“Citizens at War, 1776-1781” reveals the human ramifications of revolution in war-torn Williamsburg. Guests follow the progress of the war as the town welcomes the Declaration of Independence, celebrates the Continental Army’s victory at Saratoga, endures occupation by traitor Benedict Arnold and his British troops, and sees Gen. George Washington prepare his army for the final siege of Yorktown. As both free and enslaved cope with the effects of war profiteering, rampant inflation and other hardships, they ponder their loyalties and what the future holds during the second episode of The Revolutionary City at 3 p.m. Wednesdays, Fridays and Sundays.
“Revolutionary Stories” Returns In Supporting Role
“Revolutionary Stories” reprises a second year in a supporting role. “Star-Crossed Lovers” — a tale of 18th-century Williamsburg’s Romeo-and-Juliet, Edmund Randolph and Elizabeth Nicholas — offers a preliminary experience to its companion scenes in The Revolutionary City at 11 a.m. near the Wig Shop on Tuesdays, Thursdays and Saturdays beginning March 17.
Two consecutive episodes in the Governor’s Palace garden provide additional programs in support of The Revolutionary City on Wednesdays and Fridays. “The Challenge of Independence” showcases members of Virginia’s independence movement as they discuss the direction of the Commonwealth’s new government at 10:45 a.m. Royal Governor Dunmore’s enslaved servants ponder their fate following the governor’s abrupt departure under cover of darkness during “What Holds the Future?” at 11:15 a.m.
Sunday’s supporting role for The Revolutionary City is “Advice and Dissent,” featuring James Ireland, a Baptist preacher, who speaks of his own conversion, trials, temptations and eventual redemption in a time of political upheaval and revolution at noon near the Coffeehouse.
Get Revved! Enhances The Family Experience
The best in family experiences in The Revolutionary City is offered seven days a week in “Get Revved!
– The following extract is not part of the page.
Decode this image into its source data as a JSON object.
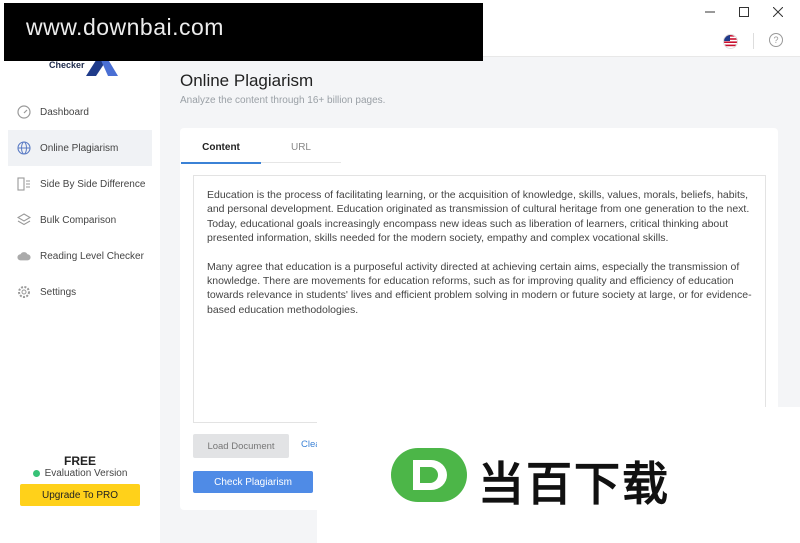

Revolutionary City for Families and Patriots of all Ages.” Each day, a Revolutionary character provides families with a guide to the day’s experiences and how best to enjoy the dramatic presentations of the day.
The Revolutionary City and its companion presentations trace the transformation of royal subjects to self-governing citizens by portraying real events and real people as they faced conditions and issues of the time while drawing similarities to events and issues confronting citizens of today.
Admission to the Revolutionary City program requires a valid Colonial Williamsburg admission ticket or Good Neighbor Card.
Colonial Williamsburg’s Revolutionary City Programs 2009 At A Glance
The Revolutionary City
Revolution in the Streets